■ **WHAT YOU WILL DO**: Look through the records below, count the lines with the word "indigo", and reply with only the number.
[PROVIDED ENTRIES]
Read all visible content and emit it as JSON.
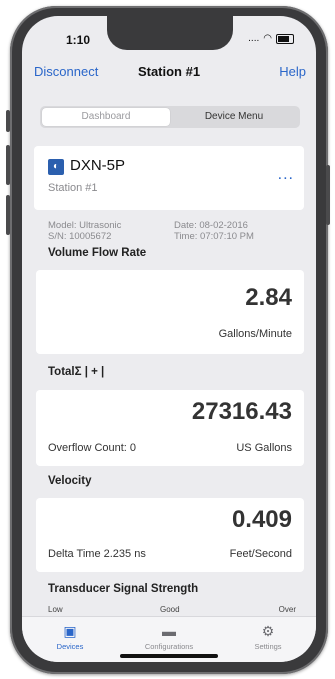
{
  "status_bar": {
    "time": "1:10",
    "signal": "....",
    "wifi": "wifi-icon",
    "battery": "battery-icon"
  },
  "nav": {
    "left_label": "Disconnect",
    "title": "Station #1",
    "right_label": "Help"
  },
  "segment": {
    "tabs": [
      {
        "label": "Dashboard",
        "selected": true
      },
      {
        "label": "Device Menu",
        "selected": false
      }
    ]
  },
  "device": {
    "name": "DXN-5P",
    "station": "Station #1",
    "more_label": "...",
    "model": "Model: Ultrasonic",
    "serial": "S/N: 10005672",
    "date": "Date: 08-02-2016",
    "time": "Time: 07:07:10 PM"
  },
  "volume_flow": {
    "label": "Volume Flow Rate",
    "value": "2.84",
    "unit": "Gallons/Minute"
  },
  "total": {
    "label": "TotalΣ | + |",
    "value": "27316.43",
    "overflow": "Overflow Count: 0",
    "unit": "US Gallons"
  },
  "velocity": {
    "label": "Velocity",
    "value": "0.409",
    "delta_time": "Delta Time  2.235 ns",
    "unit": "Feet/Second"
  },
  "signal": {
    "label": "Transducer Signal Strength",
    "low": "Low",
    "good": "Good",
    "over": "Over"
  },
  "tabbar": {
    "items": [
      {
        "label": "Devices",
        "icon": "devices-icon"
      },
      {
        "label": "Configurations",
        "icon": "folder-icon"
      },
      {
        "label": "Settings",
        "icon": "gear-icon"
      }
    ]
  },
  "colors": {
    "accent": "#2a66c9",
    "background": "#ececef",
    "card": "#ffffff"
  }
}
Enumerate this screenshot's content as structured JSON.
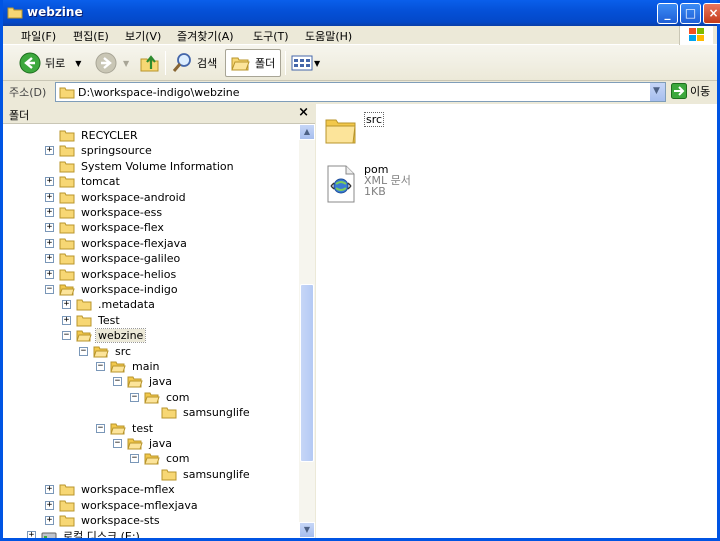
{
  "window": {
    "title": "webzine"
  },
  "menu": [
    "파일(F)",
    "편집(E)",
    "보기(V)",
    "즐겨찾기(A)",
    "도구(T)",
    "도움말(H)"
  ],
  "toolbar": {
    "back_label": "뒤로",
    "search_label": "검색",
    "folders_label": "폴더"
  },
  "address": {
    "label": "주소(D)",
    "value": "D:\\workspace-indigo\\webzine",
    "go_label": "이동"
  },
  "folders_pane": {
    "title": "폴더",
    "close_glyph": "×"
  },
  "tree": [
    {
      "label": "RECYCLER",
      "level": 0,
      "expander": ""
    },
    {
      "label": "springsource",
      "level": 0,
      "expander": "+"
    },
    {
      "label": "System Volume Information",
      "level": 0,
      "expander": ""
    },
    {
      "label": "tomcat",
      "level": 0,
      "expander": "+"
    },
    {
      "label": "workspace-android",
      "level": 0,
      "expander": "+"
    },
    {
      "label": "workspace-ess",
      "level": 0,
      "expander": "+"
    },
    {
      "label": "workspace-flex",
      "level": 0,
      "expander": "+"
    },
    {
      "label": "workspace-flexjava",
      "level": 0,
      "expander": "+"
    },
    {
      "label": "workspace-galileo",
      "level": 0,
      "expander": "+"
    },
    {
      "label": "workspace-helios",
      "level": 0,
      "expander": "+"
    },
    {
      "label": "workspace-indigo",
      "level": 0,
      "expander": "−"
    },
    {
      "label": ".metadata",
      "level": 1,
      "expander": "+"
    },
    {
      "label": "Test",
      "level": 1,
      "expander": "+"
    },
    {
      "label": "webzine",
      "level": 1,
      "expander": "−",
      "selected": true
    },
    {
      "label": "src",
      "level": 2,
      "expander": "−"
    },
    {
      "label": "main",
      "level": 3,
      "expander": "−"
    },
    {
      "label": "java",
      "level": 4,
      "expander": "−"
    },
    {
      "label": "com",
      "level": 5,
      "expander": "−"
    },
    {
      "label": "samsunglife",
      "level": 6,
      "expander": ""
    },
    {
      "label": "test",
      "level": 3,
      "expander": "−"
    },
    {
      "label": "java",
      "level": 4,
      "expander": "−"
    },
    {
      "label": "com",
      "level": 5,
      "expander": "−"
    },
    {
      "label": "samsunglife",
      "level": 6,
      "expander": ""
    },
    {
      "label": "workspace-mflex",
      "level": 0,
      "expander": "+"
    },
    {
      "label": "workspace-mflexjava",
      "level": 0,
      "expander": "+"
    },
    {
      "label": "workspace-sts",
      "level": 0,
      "expander": "+"
    },
    {
      "label": "로컬 디스크 (E:)",
      "level": -1,
      "expander": "+",
      "drive": true
    }
  ],
  "files": [
    {
      "name": "src",
      "type": "folder"
    },
    {
      "name": "pom",
      "type": "XML 문서",
      "size": "1KB"
    }
  ]
}
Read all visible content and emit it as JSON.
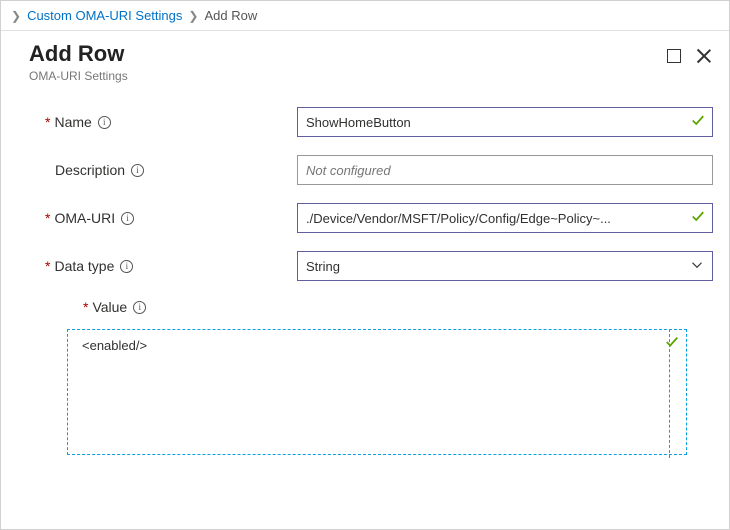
{
  "breadcrumb": {
    "link": "Custom OMA-URI Settings",
    "current": "Add Row"
  },
  "header": {
    "title": "Add Row",
    "subtitle": "OMA-URI Settings"
  },
  "form": {
    "name": {
      "label": "Name",
      "value": "ShowHomeButton"
    },
    "description": {
      "label": "Description",
      "placeholder": "Not configured"
    },
    "oma_uri": {
      "label": "OMA-URI",
      "value": "./Device/Vendor/MSFT/Policy/Config/Edge~Policy~..."
    },
    "data_type": {
      "label": "Data type",
      "selected": "String"
    },
    "value": {
      "label": "Value",
      "text": "<enabled/>"
    }
  },
  "info_glyph": "i"
}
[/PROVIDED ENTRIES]
■ **EXERCISE RESULT**: 2